Print the listing in full, keeping every line exactly as it is.
Segment Start: Recorded information
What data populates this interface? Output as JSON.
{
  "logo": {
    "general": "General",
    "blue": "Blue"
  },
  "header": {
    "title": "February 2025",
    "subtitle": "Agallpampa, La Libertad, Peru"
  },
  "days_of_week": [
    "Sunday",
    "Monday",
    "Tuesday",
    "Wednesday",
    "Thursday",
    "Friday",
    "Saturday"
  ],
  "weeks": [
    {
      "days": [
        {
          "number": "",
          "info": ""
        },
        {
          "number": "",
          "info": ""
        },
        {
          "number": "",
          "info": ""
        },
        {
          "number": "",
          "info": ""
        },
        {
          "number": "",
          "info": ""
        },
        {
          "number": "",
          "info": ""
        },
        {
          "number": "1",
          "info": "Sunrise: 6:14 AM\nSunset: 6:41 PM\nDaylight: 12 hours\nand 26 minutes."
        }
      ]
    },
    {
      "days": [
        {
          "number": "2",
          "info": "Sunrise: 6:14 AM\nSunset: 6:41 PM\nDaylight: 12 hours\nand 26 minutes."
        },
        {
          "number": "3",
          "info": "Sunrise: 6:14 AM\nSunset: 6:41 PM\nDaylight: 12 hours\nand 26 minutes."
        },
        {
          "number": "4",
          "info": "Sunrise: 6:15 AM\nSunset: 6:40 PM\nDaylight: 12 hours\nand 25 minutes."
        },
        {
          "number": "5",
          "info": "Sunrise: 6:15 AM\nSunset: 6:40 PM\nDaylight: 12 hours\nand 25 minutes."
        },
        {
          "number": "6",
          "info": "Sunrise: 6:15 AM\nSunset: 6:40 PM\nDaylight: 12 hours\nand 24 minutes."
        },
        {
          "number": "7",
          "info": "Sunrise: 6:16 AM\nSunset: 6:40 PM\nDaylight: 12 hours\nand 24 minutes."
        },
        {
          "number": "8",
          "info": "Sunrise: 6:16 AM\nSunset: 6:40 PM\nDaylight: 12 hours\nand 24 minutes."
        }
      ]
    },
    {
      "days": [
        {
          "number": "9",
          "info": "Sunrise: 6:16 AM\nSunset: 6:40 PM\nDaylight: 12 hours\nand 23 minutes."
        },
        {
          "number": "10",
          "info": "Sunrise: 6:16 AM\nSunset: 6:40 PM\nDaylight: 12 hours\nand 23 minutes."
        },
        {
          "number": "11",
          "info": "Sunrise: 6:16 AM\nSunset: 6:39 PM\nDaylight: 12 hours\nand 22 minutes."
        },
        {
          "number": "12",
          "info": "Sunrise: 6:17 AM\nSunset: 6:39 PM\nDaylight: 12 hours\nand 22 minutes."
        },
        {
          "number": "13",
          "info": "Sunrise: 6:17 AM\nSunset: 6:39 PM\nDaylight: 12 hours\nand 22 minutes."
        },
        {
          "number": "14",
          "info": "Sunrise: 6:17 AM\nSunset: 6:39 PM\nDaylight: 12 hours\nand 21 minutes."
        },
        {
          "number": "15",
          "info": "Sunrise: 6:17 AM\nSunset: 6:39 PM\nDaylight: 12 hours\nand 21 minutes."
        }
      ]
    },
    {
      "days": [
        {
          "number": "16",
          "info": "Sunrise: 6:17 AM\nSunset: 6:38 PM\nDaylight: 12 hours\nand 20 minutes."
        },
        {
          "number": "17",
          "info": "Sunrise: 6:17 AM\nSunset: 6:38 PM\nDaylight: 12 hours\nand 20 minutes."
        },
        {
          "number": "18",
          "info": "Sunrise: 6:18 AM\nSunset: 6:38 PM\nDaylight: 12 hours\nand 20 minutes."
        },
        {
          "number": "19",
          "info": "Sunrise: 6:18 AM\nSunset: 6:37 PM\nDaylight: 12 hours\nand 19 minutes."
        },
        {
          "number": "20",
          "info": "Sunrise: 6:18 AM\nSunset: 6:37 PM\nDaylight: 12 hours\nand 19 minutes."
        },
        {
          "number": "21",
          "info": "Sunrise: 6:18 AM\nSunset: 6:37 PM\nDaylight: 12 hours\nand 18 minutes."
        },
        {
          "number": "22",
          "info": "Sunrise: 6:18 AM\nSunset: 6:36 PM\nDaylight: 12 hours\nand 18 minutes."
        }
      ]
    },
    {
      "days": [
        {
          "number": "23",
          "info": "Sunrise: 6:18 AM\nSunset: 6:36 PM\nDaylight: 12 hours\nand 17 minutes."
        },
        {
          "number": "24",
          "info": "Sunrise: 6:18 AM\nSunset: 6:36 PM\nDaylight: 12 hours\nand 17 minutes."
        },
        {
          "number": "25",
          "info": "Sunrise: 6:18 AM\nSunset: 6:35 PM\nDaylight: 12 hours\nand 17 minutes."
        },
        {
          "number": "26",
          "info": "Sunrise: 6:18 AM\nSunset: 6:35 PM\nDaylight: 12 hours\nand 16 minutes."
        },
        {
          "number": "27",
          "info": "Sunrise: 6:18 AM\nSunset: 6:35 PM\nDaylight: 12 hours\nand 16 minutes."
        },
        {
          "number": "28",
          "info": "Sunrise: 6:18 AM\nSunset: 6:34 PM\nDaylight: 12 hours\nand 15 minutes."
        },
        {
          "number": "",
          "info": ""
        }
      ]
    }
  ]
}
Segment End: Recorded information
▶ [Finished exercise]:
What data populates this interface? Output as JSON.
{
  "logo": {
    "general": "General",
    "blue": "Blue"
  },
  "header": {
    "title": "February 2025",
    "subtitle": "Agallpampa, La Libertad, Peru"
  },
  "days_of_week": [
    "Sunday",
    "Monday",
    "Tuesday",
    "Wednesday",
    "Thursday",
    "Friday",
    "Saturday"
  ],
  "weeks": [
    {
      "days": [
        {
          "number": "",
          "info": ""
        },
        {
          "number": "",
          "info": ""
        },
        {
          "number": "",
          "info": ""
        },
        {
          "number": "",
          "info": ""
        },
        {
          "number": "",
          "info": ""
        },
        {
          "number": "",
          "info": ""
        },
        {
          "number": "1",
          "info": "Sunrise: 6:14 AM\nSunset: 6:41 PM\nDaylight: 12 hours\nand 26 minutes."
        }
      ]
    },
    {
      "days": [
        {
          "number": "2",
          "info": "Sunrise: 6:14 AM\nSunset: 6:41 PM\nDaylight: 12 hours\nand 26 minutes."
        },
        {
          "number": "3",
          "info": "Sunrise: 6:14 AM\nSunset: 6:41 PM\nDaylight: 12 hours\nand 26 minutes."
        },
        {
          "number": "4",
          "info": "Sunrise: 6:15 AM\nSunset: 6:40 PM\nDaylight: 12 hours\nand 25 minutes."
        },
        {
          "number": "5",
          "info": "Sunrise: 6:15 AM\nSunset: 6:40 PM\nDaylight: 12 hours\nand 25 minutes."
        },
        {
          "number": "6",
          "info": "Sunrise: 6:15 AM\nSunset: 6:40 PM\nDaylight: 12 hours\nand 24 minutes."
        },
        {
          "number": "7",
          "info": "Sunrise: 6:16 AM\nSunset: 6:40 PM\nDaylight: 12 hours\nand 24 minutes."
        },
        {
          "number": "8",
          "info": "Sunrise: 6:16 AM\nSunset: 6:40 PM\nDaylight: 12 hours\nand 24 minutes."
        }
      ]
    },
    {
      "days": [
        {
          "number": "9",
          "info": "Sunrise: 6:16 AM\nSunset: 6:40 PM\nDaylight: 12 hours\nand 23 minutes."
        },
        {
          "number": "10",
          "info": "Sunrise: 6:16 AM\nSunset: 6:40 PM\nDaylight: 12 hours\nand 23 minutes."
        },
        {
          "number": "11",
          "info": "Sunrise: 6:16 AM\nSunset: 6:39 PM\nDaylight: 12 hours\nand 22 minutes."
        },
        {
          "number": "12",
          "info": "Sunrise: 6:17 AM\nSunset: 6:39 PM\nDaylight: 12 hours\nand 22 minutes."
        },
        {
          "number": "13",
          "info": "Sunrise: 6:17 AM\nSunset: 6:39 PM\nDaylight: 12 hours\nand 22 minutes."
        },
        {
          "number": "14",
          "info": "Sunrise: 6:17 AM\nSunset: 6:39 PM\nDaylight: 12 hours\nand 21 minutes."
        },
        {
          "number": "15",
          "info": "Sunrise: 6:17 AM\nSunset: 6:39 PM\nDaylight: 12 hours\nand 21 minutes."
        }
      ]
    },
    {
      "days": [
        {
          "number": "16",
          "info": "Sunrise: 6:17 AM\nSunset: 6:38 PM\nDaylight: 12 hours\nand 20 minutes."
        },
        {
          "number": "17",
          "info": "Sunrise: 6:17 AM\nSunset: 6:38 PM\nDaylight: 12 hours\nand 20 minutes."
        },
        {
          "number": "18",
          "info": "Sunrise: 6:18 AM\nSunset: 6:38 PM\nDaylight: 12 hours\nand 20 minutes."
        },
        {
          "number": "19",
          "info": "Sunrise: 6:18 AM\nSunset: 6:37 PM\nDaylight: 12 hours\nand 19 minutes."
        },
        {
          "number": "20",
          "info": "Sunrise: 6:18 AM\nSunset: 6:37 PM\nDaylight: 12 hours\nand 19 minutes."
        },
        {
          "number": "21",
          "info": "Sunrise: 6:18 AM\nSunset: 6:37 PM\nDaylight: 12 hours\nand 18 minutes."
        },
        {
          "number": "22",
          "info": "Sunrise: 6:18 AM\nSunset: 6:36 PM\nDaylight: 12 hours\nand 18 minutes."
        }
      ]
    },
    {
      "days": [
        {
          "number": "23",
          "info": "Sunrise: 6:18 AM\nSunset: 6:36 PM\nDaylight: 12 hours\nand 17 minutes."
        },
        {
          "number": "24",
          "info": "Sunrise: 6:18 AM\nSunset: 6:36 PM\nDaylight: 12 hours\nand 17 minutes."
        },
        {
          "number": "25",
          "info": "Sunrise: 6:18 AM\nSunset: 6:35 PM\nDaylight: 12 hours\nand 17 minutes."
        },
        {
          "number": "26",
          "info": "Sunrise: 6:18 AM\nSunset: 6:35 PM\nDaylight: 12 hours\nand 16 minutes."
        },
        {
          "number": "27",
          "info": "Sunrise: 6:18 AM\nSunset: 6:35 PM\nDaylight: 12 hours\nand 16 minutes."
        },
        {
          "number": "28",
          "info": "Sunrise: 6:18 AM\nSunset: 6:34 PM\nDaylight: 12 hours\nand 15 minutes."
        },
        {
          "number": "",
          "info": ""
        }
      ]
    }
  ]
}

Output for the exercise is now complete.